The imam has received wide praise for his actions in the moments after the deadly attack.

As tempers rose in the immediate aftermath, at least one man managed to punch Osborne. But amid the clamour, Mahmoud shouted out: ‘No one touch him – no one! No one!’

He then quickly flagged down police officers.

Last December, he told the Guardian he acted because ‘ the situation could get out of control.’

He has been described as a ‘hero imam’.

Darren Osborne, who was sentenced to at least 43 years for the attack (Rex)

Reflecting on his actions, he said: ‘It’s almost a back-handed compliment when they say ‘hero imam’. The norm is that Muslims would have lynched this guy and killed him? No, the norm is to do what I did.’

The prestigious Hubert Walter award is named after a 12th century Archbishop of Canterbury.

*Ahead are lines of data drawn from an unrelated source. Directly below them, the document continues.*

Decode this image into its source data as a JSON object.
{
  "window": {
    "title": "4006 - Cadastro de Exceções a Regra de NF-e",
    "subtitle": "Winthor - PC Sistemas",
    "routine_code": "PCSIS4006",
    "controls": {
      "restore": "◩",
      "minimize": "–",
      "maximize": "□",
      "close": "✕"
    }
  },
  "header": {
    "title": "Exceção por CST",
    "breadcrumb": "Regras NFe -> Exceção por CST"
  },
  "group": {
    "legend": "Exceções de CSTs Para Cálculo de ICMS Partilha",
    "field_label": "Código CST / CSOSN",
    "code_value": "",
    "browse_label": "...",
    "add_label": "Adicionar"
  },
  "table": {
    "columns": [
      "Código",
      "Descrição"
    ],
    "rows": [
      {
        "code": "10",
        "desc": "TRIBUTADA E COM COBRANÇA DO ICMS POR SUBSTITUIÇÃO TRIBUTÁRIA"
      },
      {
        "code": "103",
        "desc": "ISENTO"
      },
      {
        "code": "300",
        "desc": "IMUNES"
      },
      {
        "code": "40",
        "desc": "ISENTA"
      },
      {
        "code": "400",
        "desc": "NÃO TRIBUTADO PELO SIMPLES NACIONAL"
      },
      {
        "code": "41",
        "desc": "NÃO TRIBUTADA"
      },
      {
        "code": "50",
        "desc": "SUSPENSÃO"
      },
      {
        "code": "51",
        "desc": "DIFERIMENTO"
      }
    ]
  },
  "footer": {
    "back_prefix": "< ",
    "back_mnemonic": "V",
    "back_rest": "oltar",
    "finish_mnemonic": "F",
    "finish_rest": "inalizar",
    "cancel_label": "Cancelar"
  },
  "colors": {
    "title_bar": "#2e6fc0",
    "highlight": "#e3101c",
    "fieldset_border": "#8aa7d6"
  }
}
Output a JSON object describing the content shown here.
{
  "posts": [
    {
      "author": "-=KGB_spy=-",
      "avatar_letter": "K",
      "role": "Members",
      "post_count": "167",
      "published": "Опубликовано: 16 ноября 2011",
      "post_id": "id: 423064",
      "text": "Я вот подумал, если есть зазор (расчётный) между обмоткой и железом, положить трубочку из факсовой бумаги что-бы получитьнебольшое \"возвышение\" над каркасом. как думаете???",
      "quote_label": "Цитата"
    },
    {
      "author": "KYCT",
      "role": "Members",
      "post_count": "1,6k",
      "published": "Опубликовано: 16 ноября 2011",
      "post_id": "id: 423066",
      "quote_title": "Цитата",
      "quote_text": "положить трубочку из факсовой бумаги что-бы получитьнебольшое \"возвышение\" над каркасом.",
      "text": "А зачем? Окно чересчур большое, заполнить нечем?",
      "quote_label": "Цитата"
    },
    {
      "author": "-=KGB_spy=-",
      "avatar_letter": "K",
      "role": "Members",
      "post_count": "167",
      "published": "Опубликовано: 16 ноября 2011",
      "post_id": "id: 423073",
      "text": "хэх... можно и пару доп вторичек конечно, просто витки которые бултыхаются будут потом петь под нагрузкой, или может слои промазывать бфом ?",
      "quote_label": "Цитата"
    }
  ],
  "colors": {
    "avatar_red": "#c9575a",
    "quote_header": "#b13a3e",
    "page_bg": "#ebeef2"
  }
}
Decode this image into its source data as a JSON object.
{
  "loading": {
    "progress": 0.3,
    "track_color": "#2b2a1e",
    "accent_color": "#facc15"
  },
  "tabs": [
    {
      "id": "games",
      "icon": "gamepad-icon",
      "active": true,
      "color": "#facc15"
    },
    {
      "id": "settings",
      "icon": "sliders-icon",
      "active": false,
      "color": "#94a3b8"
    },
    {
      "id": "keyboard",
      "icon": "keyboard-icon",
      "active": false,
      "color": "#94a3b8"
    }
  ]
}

Mahmoud received his award from the current Archbishop, Justin Welby, at Lambeth Palace.